Oregon Birds. ODFW said some fledgling birds can become separated from their parents while learning to fly. People sometimes see this as an abandoned bird, but again, ODFW said to leave them be.

Baby ducks and geese often become separated from their mothers because of humans in the area. If you spot young waterfowl steer clear of it so it has the best chance of survival.

ODFW stressed that with the appearance of bird flu – avian influenza – it is more important than ever to avoid close contact with waterfowl this spring and summer. Do not feed them, this only causes them to congregate in larger numbers and allows the pathogen to spread to other birds more easily. MORE PHOTOS BELOW

Oregon Coast Hotels in this area - South Coast Hotels - Where to eat - Maps - Virtual Tours


MORE PHOTOS BELOW

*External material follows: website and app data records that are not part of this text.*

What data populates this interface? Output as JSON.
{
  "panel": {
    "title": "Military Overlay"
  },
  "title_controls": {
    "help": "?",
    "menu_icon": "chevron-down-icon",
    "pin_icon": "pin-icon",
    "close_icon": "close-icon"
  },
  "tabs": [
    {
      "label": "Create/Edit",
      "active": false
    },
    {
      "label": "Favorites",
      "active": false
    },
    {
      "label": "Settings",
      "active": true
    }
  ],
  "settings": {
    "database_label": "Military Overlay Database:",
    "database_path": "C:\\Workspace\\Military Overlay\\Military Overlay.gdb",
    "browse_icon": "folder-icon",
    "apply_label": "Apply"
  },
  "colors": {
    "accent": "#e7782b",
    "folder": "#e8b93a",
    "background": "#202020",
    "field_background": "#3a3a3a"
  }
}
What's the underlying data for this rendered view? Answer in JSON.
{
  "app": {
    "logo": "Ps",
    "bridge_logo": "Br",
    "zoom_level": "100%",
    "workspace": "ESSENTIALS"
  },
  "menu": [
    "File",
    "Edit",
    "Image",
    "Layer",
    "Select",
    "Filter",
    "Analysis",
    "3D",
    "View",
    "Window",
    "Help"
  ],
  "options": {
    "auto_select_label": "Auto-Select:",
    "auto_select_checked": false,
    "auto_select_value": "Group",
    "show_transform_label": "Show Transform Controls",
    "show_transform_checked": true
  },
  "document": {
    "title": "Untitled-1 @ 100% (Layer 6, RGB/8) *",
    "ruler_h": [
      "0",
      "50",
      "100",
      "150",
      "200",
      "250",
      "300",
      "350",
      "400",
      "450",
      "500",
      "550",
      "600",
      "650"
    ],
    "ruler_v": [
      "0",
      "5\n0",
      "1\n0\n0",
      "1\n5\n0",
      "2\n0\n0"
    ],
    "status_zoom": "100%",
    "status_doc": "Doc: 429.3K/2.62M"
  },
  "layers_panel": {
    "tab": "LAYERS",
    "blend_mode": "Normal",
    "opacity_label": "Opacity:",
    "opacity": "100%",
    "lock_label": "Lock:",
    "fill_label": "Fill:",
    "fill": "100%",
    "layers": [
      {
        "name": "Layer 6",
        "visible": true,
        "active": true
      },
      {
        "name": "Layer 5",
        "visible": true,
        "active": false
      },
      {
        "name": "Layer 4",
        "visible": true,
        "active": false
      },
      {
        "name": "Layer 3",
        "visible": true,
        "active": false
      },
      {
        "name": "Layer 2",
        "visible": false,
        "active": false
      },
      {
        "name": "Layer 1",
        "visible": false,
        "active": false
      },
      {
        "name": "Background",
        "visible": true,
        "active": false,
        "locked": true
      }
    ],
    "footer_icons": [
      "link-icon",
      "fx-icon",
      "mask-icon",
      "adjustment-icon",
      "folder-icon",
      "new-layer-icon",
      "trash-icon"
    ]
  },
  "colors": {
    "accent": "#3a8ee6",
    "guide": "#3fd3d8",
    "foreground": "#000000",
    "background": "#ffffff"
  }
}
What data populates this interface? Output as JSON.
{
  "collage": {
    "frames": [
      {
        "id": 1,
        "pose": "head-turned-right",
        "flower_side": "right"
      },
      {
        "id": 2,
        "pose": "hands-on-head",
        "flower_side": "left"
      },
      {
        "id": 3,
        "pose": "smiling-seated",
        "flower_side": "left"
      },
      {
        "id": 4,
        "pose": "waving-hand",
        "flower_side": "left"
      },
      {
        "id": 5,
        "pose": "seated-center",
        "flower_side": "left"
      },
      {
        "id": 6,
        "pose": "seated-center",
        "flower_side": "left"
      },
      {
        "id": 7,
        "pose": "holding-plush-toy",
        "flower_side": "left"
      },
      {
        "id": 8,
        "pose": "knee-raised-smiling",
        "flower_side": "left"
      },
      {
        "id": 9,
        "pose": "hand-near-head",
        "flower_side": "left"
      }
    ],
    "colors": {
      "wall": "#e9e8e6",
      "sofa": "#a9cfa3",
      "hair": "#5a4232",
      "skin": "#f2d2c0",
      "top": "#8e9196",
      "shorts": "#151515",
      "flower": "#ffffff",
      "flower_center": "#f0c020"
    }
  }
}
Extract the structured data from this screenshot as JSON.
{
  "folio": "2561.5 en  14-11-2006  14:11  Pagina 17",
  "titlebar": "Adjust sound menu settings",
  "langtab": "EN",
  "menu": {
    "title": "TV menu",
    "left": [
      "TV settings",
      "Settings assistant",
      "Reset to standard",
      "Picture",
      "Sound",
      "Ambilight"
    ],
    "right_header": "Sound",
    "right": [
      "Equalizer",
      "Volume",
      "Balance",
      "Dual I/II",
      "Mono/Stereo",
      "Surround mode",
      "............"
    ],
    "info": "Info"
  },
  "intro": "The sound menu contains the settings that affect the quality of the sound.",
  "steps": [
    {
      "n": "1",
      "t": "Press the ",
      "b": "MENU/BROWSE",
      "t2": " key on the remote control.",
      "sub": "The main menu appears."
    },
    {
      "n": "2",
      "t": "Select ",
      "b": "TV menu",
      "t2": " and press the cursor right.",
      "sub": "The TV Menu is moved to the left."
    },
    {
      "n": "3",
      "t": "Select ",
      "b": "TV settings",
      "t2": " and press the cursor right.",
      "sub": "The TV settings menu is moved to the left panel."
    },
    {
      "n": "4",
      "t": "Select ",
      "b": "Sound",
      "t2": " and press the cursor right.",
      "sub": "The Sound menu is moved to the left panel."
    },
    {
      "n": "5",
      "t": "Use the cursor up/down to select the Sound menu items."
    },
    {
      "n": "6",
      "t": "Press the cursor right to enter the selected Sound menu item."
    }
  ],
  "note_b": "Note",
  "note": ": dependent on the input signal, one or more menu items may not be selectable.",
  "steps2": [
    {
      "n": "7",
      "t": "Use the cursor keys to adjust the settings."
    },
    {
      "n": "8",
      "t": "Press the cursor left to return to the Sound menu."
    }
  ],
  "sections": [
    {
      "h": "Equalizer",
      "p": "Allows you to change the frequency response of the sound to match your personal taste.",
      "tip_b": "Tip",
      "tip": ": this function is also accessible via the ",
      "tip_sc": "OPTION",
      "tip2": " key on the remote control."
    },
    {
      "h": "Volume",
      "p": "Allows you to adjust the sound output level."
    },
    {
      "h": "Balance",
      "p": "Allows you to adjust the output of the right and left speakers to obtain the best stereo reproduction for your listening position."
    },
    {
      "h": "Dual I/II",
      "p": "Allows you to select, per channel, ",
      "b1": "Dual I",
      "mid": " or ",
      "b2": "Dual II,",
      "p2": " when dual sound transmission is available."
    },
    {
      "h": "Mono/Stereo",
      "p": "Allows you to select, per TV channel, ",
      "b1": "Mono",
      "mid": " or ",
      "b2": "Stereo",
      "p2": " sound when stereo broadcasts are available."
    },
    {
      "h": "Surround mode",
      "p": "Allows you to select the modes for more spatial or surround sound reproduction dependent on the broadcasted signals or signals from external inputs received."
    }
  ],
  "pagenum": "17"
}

Photos below courtesy Seaside Aquarium



More About Oregon Coast hotels, lodging.....

More About Oregon Coast Restaurants, Dining.....


Coastal Spotlight


LATEST Related Oregon Coast Articles

Great Coastal Gale of '07 Tore Into Oregon Coast 15 Years Ago - Video
The storm changed parts of the region forever. History, Bandon, Coos Bay, Newport, Lincoln City, Manzanita, Cannon Beach, Seaside, Astoria
How Storms - Even Solar Storms - May Affect Whales on Oregon / Washington Coast
Why do they disappear? Does it disturb them at all? Marine sciences
Attending Seaside Aquarium This Month Helps Feed the Hungry on Oregon Coast -...
Patrons pay admission to the aquarium with two cans of food per person. Seaside events
Warm Sunsets to Raucous Oregon Coast Storms: Upclose at Cannon Beach's Schoon...
One of the major highlights is that beachfront lawn. Cannon Beach hotels, lodging reviews
Washington Coast Holidays Include Crab Pot Tree, Santa with Pirates, Music, Food
Holiday happs from Ilwaco up through Westport. Washington coast events
Famed Holiday Show Tradition Back on Oregon Coast, at Newport Performing Arts...
The Christmas Show! is finally back, Dec. 16 and 17. Newport events
Cyber Monday for Oregon Coast Too: Giving the Beach for Christmas
Give a night or two at the coast, or books, hoodies, T's. weather
Orcas Spotted Again on N. Oregon Coast - First Time This Pod Recorded Here
A pod of four were photographed on November 23. Marine sciences

Back to Oregon Coast

Contact Advertise on Oregon Coast Beach Connection
All Content, unless otherwise attributed, copyright Oregon Coast Beach Connection. Unauthorized use or publication is not permitted